    I’m aware of a recent case where a family moved out of a relatively expensive house in a very large metropolitan area, and consciously opted for a less expensive, multigenerational living arrangement in a much smaller centre. They did this consciously, because they wanted to focus on other matters in their lives than the sole issue of housing and how to pay for it. There was a conscious intent to focus on self-exploration, pursuit of the things in life that they were genuinely passionate about, and developing and sustaining deep genuine connections with others.

    Although they might not have used this language, there seems to have been an awareness that the archetype of home pertains to something much deeper and different than a piece of physical real estate. That the sense of home that we are all looking for is much more concerned with connection to an  an abiding inner reality. In Jungian language, this would involve connection to the inner reality of the Self.

    There is an incredible richness to our inner life, and a great potential to connect with a deep sense of security and rootedness within ourselves, if we are willing to open ourselves to that reality. 

    One way of exploring that reality is through depth psychotherapy, especially Jungian analysis. Working in the context of a supportive and affirming relationship with a skilled Jungian analyst/psychotherapist can be a very healing and grounding experience, that contributes powerfully to the sense of being at home in your own real life.

    With very best wishes for your continuing personal journey

    Brian Collinson 

    Registered Psychotherapist and 
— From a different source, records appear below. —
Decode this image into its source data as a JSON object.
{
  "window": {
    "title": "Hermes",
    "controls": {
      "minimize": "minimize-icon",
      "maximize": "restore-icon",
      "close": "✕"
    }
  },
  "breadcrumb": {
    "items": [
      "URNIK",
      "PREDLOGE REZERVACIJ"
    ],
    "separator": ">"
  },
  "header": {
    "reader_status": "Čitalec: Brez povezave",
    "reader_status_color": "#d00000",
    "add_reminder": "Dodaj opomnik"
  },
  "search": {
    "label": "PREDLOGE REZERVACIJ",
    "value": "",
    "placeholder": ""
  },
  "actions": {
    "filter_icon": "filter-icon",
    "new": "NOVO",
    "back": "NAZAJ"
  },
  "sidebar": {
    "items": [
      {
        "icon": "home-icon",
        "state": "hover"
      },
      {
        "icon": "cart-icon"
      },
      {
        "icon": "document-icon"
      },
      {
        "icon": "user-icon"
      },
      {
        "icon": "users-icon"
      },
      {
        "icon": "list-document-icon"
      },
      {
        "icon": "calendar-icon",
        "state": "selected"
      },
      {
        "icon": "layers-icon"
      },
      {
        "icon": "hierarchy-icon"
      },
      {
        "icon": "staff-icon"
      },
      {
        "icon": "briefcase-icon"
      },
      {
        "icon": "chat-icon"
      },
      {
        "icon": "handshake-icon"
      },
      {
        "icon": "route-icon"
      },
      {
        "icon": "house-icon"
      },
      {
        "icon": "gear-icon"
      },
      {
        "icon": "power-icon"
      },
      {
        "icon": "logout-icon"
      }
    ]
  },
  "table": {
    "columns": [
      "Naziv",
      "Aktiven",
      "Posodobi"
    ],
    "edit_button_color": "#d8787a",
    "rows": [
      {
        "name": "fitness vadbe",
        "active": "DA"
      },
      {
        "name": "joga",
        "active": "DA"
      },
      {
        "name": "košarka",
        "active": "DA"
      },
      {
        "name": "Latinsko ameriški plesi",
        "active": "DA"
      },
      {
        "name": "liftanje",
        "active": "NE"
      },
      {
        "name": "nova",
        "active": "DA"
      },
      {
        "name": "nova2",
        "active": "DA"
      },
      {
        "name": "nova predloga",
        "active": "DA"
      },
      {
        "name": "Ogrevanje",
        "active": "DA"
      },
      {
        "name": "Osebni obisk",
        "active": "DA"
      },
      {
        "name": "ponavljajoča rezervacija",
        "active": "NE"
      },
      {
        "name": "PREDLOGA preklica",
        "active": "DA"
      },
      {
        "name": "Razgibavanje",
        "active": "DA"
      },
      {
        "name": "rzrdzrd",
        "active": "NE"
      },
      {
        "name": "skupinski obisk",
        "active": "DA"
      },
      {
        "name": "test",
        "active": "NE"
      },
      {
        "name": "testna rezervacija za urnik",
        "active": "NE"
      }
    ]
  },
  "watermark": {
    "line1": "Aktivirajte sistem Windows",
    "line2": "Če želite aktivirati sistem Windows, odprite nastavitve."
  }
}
    Certified Jungian Analyst (IAAP) 

    Certified Clinical Anxiety Treatment Professional

    © Brian Collinson, 2024